Thousands attend anti-racism march and rally

Anti-Racism March and Rally, Glasgow, 2016
Anti-Racism March and Rally, Glasgow, 2016. Image by photographer Iman Tajik

Thousands of people turned out for a march and rally in Glasgow to condemn racism and support refugees.

The event took place on Saturday, at the same time as other marches in London and Cardiff and across the world to mark the UN anti-racism day.

Campaigners stood together to oppose racism, fascism, Islamophobia and anti-Semitism and to welcome refugees.

Police said around 2,000 attended the march and rally, although organisers put the figure closer to 5,000.

The event was organised by Stand up to Racism, Unite Against Fascism Scotland, and the Glasgow Campaign to Welcome Refugees with the support of the STUC (Scottish Trade Union Congress) and Scottish Refugee Council.

Speakers included Patrick Harvie MSP, co-convener of the Scottish Greens, SNP local government minister Marco Biagi MSP, Labour’s Pauline McNeill, the former MSP for Glasgow Kelvin, and representatives from community and faith groups, including the Eritrean community in Scotland.

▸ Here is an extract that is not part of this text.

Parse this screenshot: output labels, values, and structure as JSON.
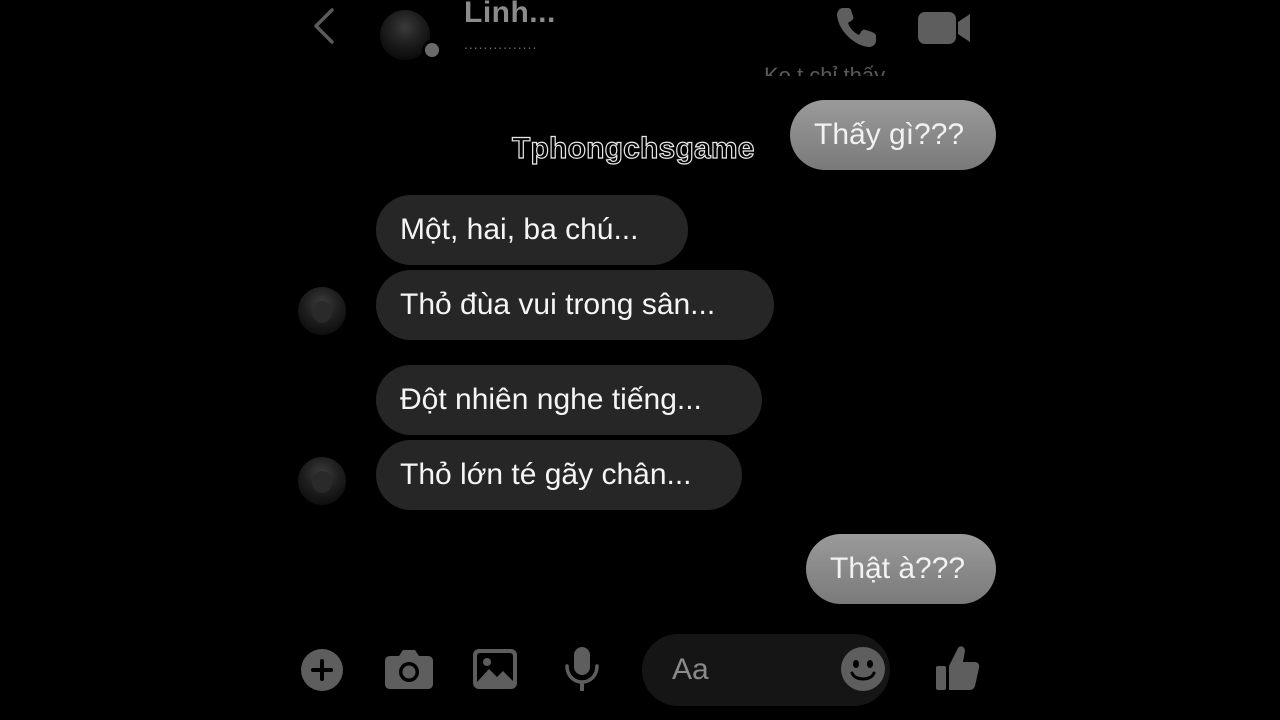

Mr Harvie said: “Europe faces its biggest refugee crisis since the Second World War, and some of the responses have been shocking. 

"There are those who seem happy to allow desperate people to drown in the Mediterranean and we see fences and walls being put up to deny fellow human beings safety.

"By contrast, here in Scotland, we have seen an outpouring of compassion from people saying refugees are welcome."

Mr Biagi tweeted: “No to racism; Scotland welcomes refugees.”

Protesters marched in the city centre before gathering in George Square for a rally and speeches.

Gary Christie of the Scottish Refugee Council, who also spoke at the rally, said: "This year we have witnessed ever greater numbers of people fleeing for their lives in pursuit of protection.

"The response in Scotland to this has been overwhelming. Thousands of people from all walks of life took to the streets across Scotland to offer solidarity to refugees fleeing Syria. 

"Yet, across Europe we have seen increasing negative political rhetoric towards refugees. Scotland can be a beacon for the rest of the UK and Europe in how to welcome and treat refugees."